Honestly this was the part of the wedding we thought about the least. We sat down with Stacey at the Fairgate about three weeks before the wedding to decide on our menu. We knew we were doing a cash bar, so we wouldn’t get to pick what drinks were being served (if we had our way it would have been Spire Dark and Dry Cider for everyone), but when Stacey told us the Fairgate offers Ninkasi IPA, Widmer Heff, and Coors Light it was pretty much perfect. Something for everyone. Oh, and wine too.
We picked the menu from a list without having tried anything ourselves. But from online reviews and Stacey’s own mouth-watering descriptions, we were confident the food would be good.
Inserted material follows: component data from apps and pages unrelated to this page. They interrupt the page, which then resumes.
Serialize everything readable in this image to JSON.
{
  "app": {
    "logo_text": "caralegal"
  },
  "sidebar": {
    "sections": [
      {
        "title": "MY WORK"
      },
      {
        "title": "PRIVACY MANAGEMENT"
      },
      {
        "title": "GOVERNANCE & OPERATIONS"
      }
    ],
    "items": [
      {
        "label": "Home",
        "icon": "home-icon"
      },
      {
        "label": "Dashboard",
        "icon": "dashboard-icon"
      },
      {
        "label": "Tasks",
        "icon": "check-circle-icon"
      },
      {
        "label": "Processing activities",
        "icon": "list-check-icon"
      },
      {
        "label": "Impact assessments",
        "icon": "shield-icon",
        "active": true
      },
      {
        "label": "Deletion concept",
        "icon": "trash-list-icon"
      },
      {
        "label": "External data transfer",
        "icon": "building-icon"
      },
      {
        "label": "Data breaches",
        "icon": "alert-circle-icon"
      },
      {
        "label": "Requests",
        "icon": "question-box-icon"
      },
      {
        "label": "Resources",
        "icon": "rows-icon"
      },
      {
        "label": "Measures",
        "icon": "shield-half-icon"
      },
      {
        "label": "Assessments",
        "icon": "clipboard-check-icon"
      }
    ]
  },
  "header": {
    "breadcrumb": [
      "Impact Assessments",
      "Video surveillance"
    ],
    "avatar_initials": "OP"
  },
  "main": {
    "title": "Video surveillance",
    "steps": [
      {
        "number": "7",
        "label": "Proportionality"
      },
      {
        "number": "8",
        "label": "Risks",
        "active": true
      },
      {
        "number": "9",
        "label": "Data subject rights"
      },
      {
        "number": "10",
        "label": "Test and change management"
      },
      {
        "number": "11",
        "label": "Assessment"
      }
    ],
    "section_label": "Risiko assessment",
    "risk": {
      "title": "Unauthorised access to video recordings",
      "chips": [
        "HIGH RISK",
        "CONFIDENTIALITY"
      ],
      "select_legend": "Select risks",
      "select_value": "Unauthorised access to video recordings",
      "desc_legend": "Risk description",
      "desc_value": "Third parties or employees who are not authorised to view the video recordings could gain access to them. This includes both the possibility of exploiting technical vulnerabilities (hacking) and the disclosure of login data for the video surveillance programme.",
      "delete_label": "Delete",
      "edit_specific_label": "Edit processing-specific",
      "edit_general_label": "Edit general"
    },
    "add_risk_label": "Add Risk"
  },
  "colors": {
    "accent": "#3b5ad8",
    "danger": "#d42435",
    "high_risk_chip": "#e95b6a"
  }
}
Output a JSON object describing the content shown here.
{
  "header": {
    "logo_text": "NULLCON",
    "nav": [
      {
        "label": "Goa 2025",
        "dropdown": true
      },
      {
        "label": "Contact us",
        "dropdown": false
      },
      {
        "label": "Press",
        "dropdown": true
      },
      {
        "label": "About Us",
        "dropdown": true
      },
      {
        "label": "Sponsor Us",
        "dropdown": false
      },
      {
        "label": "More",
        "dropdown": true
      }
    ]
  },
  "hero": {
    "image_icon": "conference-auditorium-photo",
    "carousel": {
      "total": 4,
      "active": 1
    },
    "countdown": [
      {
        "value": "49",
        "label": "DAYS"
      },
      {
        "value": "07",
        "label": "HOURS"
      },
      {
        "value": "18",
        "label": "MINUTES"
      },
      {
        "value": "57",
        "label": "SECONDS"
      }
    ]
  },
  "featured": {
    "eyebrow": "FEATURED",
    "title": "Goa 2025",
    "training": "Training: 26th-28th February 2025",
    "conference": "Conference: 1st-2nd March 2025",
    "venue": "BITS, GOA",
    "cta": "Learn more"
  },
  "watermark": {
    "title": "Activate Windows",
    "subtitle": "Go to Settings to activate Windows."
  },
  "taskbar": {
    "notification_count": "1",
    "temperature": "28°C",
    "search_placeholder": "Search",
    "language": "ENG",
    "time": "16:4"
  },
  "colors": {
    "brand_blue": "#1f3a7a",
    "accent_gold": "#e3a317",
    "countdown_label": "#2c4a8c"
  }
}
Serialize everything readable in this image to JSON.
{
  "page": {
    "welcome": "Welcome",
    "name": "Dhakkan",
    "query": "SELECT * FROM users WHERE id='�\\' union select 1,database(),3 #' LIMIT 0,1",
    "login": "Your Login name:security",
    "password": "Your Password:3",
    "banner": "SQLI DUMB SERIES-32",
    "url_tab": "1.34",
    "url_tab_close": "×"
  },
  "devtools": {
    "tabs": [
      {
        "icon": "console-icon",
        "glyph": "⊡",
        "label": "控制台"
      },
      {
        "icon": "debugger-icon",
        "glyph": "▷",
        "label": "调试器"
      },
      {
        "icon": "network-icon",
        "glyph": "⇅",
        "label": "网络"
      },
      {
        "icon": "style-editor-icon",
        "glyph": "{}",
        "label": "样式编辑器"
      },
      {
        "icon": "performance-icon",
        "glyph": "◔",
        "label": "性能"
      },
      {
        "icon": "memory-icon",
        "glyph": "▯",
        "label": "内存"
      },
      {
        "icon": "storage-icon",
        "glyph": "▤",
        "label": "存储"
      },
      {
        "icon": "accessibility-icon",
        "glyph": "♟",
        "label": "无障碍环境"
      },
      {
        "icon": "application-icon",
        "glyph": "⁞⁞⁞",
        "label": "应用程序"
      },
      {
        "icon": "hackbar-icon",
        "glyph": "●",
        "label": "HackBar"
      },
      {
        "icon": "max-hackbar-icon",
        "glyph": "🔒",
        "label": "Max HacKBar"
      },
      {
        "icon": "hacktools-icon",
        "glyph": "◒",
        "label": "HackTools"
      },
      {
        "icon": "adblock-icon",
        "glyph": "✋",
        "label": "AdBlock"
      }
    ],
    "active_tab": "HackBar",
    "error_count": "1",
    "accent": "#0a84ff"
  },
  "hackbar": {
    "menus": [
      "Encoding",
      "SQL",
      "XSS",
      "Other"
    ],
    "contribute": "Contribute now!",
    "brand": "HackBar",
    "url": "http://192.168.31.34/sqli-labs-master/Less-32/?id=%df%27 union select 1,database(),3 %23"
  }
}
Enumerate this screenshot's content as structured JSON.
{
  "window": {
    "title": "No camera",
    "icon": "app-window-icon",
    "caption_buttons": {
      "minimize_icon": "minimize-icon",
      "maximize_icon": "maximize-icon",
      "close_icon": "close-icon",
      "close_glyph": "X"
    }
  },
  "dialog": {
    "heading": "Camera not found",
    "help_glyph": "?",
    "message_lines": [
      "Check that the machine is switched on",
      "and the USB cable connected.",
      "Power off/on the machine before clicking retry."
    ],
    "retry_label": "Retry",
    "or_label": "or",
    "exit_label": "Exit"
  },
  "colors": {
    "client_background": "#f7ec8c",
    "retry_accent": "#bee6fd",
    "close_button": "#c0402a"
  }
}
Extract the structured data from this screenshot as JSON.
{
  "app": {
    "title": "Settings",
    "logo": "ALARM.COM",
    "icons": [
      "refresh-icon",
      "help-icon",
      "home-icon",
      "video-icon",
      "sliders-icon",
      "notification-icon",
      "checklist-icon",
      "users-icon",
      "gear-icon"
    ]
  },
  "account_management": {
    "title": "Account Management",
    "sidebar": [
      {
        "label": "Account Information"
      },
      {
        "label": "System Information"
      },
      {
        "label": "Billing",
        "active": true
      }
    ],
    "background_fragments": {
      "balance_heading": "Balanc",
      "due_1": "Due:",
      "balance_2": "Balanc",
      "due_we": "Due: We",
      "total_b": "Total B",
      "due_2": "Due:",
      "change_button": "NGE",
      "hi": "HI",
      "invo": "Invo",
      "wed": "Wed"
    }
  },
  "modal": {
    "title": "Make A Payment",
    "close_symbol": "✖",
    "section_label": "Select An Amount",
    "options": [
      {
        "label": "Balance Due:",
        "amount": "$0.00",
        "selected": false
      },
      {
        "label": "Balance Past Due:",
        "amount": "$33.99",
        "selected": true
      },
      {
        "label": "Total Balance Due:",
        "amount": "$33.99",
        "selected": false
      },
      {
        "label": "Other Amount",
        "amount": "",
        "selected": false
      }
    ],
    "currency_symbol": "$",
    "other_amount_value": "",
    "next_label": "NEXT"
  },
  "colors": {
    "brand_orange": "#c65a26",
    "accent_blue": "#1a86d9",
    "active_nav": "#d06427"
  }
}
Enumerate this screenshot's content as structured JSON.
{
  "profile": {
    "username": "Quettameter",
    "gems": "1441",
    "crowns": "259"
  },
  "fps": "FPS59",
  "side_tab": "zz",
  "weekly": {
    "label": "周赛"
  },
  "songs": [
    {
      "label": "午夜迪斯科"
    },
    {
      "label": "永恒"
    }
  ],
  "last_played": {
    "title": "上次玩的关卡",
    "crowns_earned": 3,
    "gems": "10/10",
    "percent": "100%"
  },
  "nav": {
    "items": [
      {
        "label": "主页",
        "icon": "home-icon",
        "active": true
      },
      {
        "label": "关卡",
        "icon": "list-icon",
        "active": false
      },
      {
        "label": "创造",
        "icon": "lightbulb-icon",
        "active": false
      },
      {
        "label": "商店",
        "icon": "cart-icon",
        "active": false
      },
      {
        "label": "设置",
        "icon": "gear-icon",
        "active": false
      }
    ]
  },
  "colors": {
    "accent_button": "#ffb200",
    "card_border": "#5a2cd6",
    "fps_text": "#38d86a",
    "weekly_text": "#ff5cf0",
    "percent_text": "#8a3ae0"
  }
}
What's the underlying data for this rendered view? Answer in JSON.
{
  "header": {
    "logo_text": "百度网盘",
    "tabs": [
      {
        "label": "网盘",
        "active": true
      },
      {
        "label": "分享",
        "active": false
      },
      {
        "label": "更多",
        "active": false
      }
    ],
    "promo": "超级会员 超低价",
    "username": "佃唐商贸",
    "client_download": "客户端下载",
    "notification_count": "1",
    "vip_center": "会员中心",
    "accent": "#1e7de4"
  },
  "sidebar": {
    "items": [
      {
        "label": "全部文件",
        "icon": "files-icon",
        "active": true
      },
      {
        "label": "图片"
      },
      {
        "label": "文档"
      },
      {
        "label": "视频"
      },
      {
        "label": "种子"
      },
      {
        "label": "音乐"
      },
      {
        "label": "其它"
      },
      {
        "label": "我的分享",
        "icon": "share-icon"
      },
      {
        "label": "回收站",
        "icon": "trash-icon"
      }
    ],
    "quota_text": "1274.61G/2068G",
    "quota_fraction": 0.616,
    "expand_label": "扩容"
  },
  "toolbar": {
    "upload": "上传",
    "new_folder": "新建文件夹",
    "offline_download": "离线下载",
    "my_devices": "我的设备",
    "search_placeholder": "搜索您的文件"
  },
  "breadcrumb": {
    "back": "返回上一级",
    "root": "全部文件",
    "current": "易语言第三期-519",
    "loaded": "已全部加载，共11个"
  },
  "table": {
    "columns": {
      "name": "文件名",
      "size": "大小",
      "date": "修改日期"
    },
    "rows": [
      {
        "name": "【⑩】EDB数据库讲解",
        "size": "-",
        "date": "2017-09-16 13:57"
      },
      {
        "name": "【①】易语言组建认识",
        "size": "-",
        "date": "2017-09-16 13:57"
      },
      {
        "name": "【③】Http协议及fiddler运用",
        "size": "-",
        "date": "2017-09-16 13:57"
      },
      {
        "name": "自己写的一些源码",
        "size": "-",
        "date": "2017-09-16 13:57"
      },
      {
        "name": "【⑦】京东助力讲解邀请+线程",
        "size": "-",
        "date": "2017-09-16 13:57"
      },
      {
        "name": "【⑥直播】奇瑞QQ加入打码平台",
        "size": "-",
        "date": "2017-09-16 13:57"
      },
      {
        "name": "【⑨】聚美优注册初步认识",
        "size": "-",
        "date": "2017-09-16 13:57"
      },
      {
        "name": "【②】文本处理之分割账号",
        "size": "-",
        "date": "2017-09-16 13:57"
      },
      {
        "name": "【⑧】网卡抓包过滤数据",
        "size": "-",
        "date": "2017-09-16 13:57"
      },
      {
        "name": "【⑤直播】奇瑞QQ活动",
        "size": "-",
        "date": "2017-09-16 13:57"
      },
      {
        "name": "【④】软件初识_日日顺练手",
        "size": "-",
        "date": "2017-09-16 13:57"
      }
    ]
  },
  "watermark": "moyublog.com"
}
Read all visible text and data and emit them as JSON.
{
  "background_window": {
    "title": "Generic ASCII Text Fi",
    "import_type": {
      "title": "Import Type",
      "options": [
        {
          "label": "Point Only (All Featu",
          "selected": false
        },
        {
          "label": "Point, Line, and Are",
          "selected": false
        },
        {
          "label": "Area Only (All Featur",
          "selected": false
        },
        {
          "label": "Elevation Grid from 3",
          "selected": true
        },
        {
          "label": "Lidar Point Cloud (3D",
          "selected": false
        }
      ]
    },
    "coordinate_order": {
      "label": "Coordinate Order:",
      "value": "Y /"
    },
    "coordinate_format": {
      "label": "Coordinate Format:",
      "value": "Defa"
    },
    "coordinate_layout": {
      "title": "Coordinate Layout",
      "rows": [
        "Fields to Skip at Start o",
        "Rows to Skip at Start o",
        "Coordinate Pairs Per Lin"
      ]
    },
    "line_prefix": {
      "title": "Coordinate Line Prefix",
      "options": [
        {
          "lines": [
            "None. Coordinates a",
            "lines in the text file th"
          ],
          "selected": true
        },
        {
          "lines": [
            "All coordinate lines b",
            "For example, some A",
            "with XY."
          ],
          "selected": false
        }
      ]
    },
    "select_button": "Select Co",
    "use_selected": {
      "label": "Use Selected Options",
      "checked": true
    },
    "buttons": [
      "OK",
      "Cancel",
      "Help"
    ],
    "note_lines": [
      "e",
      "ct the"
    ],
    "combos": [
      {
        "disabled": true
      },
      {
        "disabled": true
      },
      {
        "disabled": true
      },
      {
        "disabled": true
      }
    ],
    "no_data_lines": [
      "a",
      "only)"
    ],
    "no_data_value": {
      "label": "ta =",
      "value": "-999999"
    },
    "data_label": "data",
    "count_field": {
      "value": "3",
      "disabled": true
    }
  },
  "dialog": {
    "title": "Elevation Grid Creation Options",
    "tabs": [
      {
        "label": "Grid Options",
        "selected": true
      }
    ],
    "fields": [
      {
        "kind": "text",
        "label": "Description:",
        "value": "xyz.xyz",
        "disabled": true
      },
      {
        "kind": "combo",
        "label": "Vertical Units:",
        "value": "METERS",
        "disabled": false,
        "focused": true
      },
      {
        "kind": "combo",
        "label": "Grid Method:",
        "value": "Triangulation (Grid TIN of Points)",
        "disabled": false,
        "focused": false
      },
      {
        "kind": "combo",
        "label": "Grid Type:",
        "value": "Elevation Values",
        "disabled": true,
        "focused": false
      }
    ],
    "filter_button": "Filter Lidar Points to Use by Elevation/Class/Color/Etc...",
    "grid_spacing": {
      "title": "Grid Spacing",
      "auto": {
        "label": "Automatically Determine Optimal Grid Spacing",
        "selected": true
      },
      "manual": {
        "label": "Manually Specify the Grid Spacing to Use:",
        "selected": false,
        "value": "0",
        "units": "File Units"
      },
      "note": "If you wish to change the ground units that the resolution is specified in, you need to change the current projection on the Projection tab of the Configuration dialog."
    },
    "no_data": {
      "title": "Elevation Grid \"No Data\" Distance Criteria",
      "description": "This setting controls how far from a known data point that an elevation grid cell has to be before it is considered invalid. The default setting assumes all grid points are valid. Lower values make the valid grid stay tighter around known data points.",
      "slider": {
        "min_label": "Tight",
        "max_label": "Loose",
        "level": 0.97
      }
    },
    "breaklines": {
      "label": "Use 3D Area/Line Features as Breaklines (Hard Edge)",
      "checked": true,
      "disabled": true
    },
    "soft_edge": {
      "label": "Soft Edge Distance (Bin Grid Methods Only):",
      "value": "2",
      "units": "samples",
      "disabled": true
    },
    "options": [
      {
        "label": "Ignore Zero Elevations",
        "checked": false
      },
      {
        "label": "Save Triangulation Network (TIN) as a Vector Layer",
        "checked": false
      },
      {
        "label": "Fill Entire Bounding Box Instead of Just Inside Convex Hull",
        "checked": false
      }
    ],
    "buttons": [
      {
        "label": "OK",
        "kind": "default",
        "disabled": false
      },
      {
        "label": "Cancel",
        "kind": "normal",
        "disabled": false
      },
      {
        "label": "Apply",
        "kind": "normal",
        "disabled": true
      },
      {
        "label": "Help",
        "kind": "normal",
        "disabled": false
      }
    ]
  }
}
It was amazing.
Jason was the one who first said Italy. I’ve been to Italy a lot of times since my family lived in Europe when I was a kid (my dad was in the Air Force), but it’s one of my favorite places. At first it didn’t seem like we would actually get to go, because, well, traveling to Europe is expensive and Jason and I were both still finishing graduate school. But then Jason’s parents gave us the best surprise: they put away $5000 for us to have the perfect honeymoon. So the trip was on. It was easy to settle on visiting more than one city—Venice, Florence, and Rome—as we would be there 10 days.
The whole trip was wonderful (except for the 24 hours after we got back when my luggage was missing, taken by another passenger by mistake—but I got it back safe and sound). My favorite part was the second morning we spent in Venice. We were still a little off with the time switch, so we got up at 6 AM and walked around the city before any of the tourists (or the locals) were up. We had pastries and cappuccinos in a little café (the only thing open) and took pictures of the back canals as the sun rose.
A MEMORABLE MOMENT:
Jumping up and down and singing along to “All the Small Things” by Blink 182. Jason was right, it was the perfect song for our wedding.
ADVICE FOR OTHER COUPLES:
In the end it’s your day, not anyone else’s.
CREDIT WHERE CREDIT IS DUE:
OneBloom Photography: www.OneBloom.com
The Fairgate Inn http://www.fairgateinn.com/
Charlotte’s Weddings http://www.charlottesweddings.com/
Stacey’s Flowers http://staceysflowers.vpweb.com/
Big Screen Presentations, Mike Moore http://www.bigscreenpresentations.com/
My Little Bride (Earrings) http://www.etsy.com/shop/mylittlebride
Aqsa (Bridesmaids pendants) http://www.etsy.com/shop/Aqsa
Hellogoodbyeagain (Groomsmen cufflinks) http://www.etsy.com/shop/hellogoodbyeagain
The School Locker (Library Cards for Save the Dates) http://www.etsy.com/shop/schoollocker
Indulgevintage (Pearl barrettes) http://www.etsy.com/shop/indulgevintage
Joy of Giving (Father of the Bride handkerchief) http://www.etsy.com/shop/JoyofGiving
Shane Company (Erin’s ring) http://www.shaneco.com/
Jared Galleria (Jason’s ring) http://www.jared.com/en/jaredstore